(Collected data)
+ + + + + + +

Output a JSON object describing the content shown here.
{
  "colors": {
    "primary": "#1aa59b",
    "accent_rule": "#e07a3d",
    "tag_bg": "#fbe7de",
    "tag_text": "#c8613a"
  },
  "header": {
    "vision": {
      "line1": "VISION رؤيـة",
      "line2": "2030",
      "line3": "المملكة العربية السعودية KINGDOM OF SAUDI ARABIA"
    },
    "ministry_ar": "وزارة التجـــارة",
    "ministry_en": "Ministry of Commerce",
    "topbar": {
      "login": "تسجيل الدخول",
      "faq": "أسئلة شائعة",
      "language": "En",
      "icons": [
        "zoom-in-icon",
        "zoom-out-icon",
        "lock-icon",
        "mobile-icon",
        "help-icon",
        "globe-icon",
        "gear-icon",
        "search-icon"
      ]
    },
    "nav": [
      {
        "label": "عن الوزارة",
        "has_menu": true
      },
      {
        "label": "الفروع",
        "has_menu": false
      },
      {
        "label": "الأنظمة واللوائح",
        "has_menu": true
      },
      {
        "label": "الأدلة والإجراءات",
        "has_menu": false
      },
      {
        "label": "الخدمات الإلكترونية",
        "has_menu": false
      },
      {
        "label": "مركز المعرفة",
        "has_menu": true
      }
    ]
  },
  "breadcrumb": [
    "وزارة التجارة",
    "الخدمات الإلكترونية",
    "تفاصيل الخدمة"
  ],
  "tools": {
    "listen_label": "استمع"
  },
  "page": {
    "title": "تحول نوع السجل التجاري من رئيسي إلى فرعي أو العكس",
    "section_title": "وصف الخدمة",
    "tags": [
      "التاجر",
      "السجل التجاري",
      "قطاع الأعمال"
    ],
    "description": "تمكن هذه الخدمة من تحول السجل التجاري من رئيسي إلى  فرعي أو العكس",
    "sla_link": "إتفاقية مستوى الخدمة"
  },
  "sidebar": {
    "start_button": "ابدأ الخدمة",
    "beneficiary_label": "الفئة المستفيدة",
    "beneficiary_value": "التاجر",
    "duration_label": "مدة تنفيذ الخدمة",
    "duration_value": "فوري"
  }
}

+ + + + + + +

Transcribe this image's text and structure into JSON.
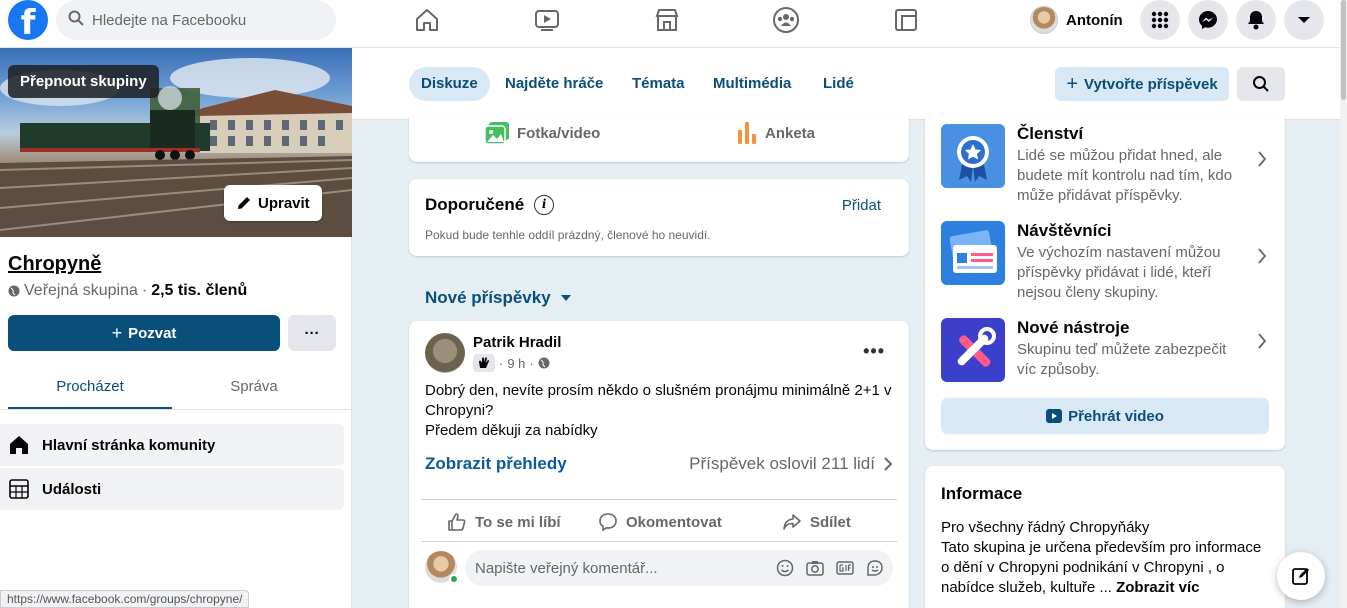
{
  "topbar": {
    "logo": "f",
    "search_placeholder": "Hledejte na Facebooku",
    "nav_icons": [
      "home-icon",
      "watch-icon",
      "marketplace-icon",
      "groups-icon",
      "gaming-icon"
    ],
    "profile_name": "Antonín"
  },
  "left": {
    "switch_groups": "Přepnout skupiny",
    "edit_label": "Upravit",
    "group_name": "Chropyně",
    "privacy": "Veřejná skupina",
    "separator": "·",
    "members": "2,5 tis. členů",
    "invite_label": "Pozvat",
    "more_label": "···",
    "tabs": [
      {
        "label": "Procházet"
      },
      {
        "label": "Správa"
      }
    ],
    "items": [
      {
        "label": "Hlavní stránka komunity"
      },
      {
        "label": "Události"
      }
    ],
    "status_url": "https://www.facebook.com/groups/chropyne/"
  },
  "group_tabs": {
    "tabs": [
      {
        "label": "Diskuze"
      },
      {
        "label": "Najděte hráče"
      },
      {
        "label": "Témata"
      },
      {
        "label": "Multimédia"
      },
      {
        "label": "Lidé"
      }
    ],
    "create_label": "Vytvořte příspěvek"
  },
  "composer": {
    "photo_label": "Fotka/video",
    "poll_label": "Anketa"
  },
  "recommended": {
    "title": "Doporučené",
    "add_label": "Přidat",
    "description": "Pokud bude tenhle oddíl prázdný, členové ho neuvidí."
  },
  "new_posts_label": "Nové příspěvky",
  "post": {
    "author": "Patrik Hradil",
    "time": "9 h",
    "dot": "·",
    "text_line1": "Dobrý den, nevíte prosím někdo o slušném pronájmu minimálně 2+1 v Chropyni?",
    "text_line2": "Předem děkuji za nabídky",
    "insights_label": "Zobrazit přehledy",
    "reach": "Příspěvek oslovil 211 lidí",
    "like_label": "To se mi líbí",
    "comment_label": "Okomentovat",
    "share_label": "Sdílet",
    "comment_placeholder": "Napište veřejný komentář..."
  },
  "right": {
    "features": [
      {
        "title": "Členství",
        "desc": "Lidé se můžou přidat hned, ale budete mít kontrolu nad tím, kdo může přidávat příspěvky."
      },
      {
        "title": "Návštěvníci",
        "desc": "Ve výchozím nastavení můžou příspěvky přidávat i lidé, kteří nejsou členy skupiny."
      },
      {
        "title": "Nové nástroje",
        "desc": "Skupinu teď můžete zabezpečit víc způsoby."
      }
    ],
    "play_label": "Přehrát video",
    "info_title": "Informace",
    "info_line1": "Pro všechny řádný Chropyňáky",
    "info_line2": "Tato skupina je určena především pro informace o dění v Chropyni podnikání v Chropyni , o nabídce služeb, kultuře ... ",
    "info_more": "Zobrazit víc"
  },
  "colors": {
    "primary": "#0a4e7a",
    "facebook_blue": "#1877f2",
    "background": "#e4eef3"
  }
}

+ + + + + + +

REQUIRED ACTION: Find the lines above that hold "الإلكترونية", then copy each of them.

ANSWER:
        "label": "الخدمات الإلكترونية",
    "الخدمات الإلكترونية",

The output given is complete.